* [WHAT IS BEING ASKED] If a line below contains the word "title", count it. Please give the total and nothing else.

----- TASK MATERIAL -----

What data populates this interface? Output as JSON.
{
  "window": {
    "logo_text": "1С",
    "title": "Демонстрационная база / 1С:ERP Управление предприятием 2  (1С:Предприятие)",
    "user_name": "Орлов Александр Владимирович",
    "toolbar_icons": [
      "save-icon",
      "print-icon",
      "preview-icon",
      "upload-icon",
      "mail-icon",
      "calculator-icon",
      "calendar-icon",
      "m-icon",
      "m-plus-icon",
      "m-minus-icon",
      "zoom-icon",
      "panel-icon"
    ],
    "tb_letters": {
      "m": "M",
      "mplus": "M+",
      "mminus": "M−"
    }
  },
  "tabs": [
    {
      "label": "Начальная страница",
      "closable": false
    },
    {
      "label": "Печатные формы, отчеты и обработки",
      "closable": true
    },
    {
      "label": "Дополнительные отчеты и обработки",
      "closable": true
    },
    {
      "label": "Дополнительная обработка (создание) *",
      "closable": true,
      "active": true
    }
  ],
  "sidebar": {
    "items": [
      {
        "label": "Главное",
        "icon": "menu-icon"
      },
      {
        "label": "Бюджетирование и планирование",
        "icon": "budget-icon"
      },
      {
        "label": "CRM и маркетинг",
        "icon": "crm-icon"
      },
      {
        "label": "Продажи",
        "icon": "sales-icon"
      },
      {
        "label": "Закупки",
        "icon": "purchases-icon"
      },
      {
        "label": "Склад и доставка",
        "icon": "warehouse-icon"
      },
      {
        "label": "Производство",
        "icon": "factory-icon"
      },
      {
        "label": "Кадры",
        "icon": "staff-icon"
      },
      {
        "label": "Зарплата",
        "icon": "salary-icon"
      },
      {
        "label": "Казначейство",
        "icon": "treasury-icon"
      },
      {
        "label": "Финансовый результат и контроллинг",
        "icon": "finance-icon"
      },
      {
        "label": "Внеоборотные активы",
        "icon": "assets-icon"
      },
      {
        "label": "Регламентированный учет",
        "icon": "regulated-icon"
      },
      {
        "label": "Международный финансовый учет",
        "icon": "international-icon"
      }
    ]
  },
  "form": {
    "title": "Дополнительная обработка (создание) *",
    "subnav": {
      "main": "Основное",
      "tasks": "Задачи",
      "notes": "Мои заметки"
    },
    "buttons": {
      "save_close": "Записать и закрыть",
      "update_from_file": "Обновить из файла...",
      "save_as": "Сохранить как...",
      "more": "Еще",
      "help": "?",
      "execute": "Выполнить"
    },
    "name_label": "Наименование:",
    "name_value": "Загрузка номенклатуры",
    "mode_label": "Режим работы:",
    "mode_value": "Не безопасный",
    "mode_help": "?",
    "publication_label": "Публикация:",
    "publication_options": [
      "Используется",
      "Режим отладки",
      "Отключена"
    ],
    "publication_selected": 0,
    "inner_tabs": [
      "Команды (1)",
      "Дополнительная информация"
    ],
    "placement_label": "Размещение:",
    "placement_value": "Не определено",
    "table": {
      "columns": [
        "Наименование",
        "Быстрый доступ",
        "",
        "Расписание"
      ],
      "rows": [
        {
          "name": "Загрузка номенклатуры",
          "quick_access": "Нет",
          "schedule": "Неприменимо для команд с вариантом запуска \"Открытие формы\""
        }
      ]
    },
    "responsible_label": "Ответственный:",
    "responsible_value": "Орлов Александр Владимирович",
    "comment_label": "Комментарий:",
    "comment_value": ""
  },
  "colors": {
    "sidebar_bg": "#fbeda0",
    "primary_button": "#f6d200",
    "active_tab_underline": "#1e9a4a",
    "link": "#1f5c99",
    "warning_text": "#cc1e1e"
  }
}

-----
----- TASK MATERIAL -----

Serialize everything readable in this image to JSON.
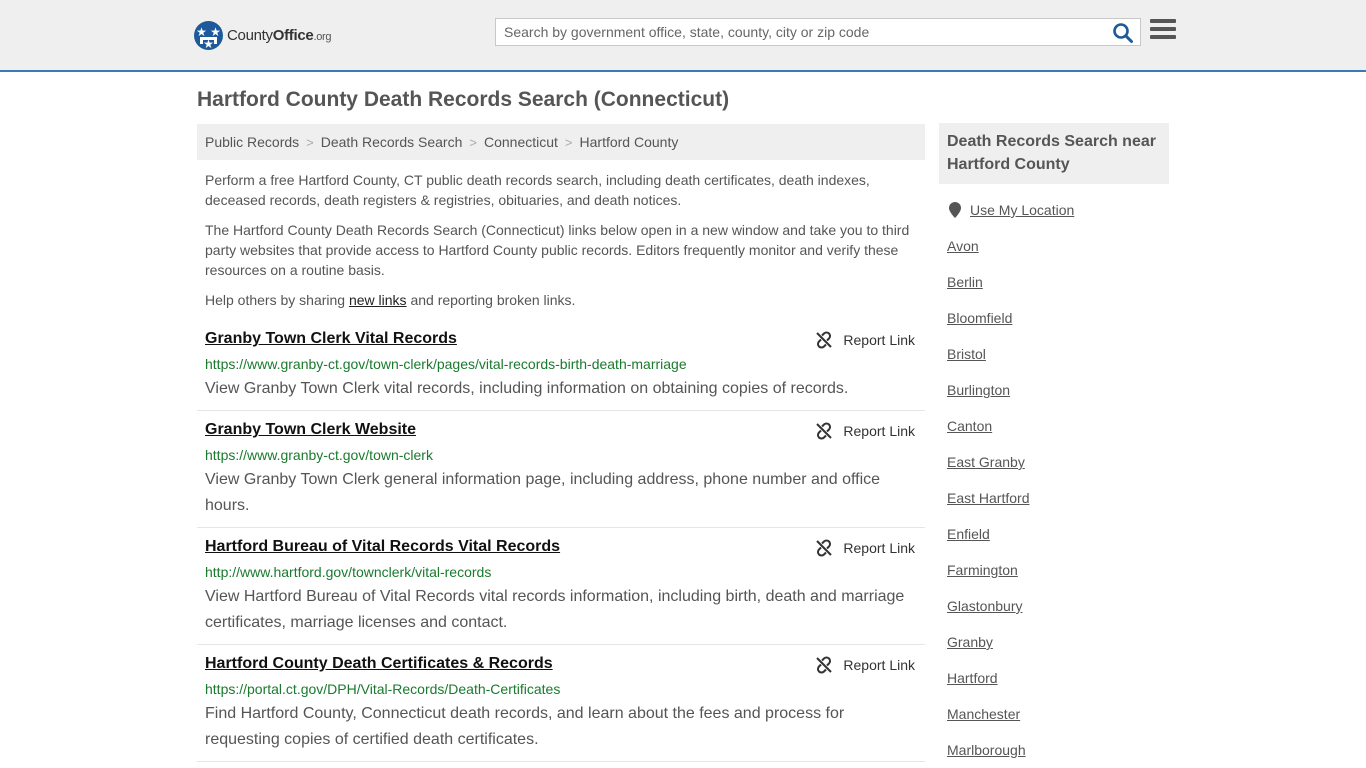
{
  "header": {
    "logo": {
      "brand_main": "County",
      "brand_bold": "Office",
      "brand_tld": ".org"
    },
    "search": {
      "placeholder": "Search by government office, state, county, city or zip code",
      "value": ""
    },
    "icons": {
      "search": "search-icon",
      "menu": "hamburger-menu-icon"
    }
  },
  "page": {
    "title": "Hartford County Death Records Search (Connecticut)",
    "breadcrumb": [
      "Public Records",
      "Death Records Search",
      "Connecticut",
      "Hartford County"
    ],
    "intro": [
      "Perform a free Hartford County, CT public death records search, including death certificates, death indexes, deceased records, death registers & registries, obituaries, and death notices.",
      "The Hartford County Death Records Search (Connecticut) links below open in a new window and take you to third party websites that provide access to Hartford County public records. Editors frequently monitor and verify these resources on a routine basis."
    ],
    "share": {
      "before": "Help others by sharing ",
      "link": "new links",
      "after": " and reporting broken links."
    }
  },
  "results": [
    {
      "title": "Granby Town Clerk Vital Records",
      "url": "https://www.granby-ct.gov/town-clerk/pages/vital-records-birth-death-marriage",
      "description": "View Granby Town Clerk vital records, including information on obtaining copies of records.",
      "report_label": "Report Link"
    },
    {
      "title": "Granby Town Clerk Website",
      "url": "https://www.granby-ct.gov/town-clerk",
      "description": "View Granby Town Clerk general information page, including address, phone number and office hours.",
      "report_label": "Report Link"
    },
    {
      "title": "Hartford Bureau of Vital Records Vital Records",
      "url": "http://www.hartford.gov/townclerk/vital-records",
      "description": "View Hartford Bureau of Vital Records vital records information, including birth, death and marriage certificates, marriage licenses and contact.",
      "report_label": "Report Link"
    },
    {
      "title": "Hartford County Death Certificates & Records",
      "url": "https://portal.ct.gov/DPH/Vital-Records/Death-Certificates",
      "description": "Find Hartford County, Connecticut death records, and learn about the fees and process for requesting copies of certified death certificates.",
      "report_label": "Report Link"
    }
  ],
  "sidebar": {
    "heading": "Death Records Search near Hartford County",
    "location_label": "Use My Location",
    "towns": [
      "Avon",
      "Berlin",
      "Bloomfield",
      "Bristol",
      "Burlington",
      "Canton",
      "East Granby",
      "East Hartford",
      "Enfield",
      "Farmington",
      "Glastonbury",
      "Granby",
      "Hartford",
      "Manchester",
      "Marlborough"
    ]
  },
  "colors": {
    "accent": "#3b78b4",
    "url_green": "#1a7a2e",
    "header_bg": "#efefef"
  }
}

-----

* [ANSWER AREA] 7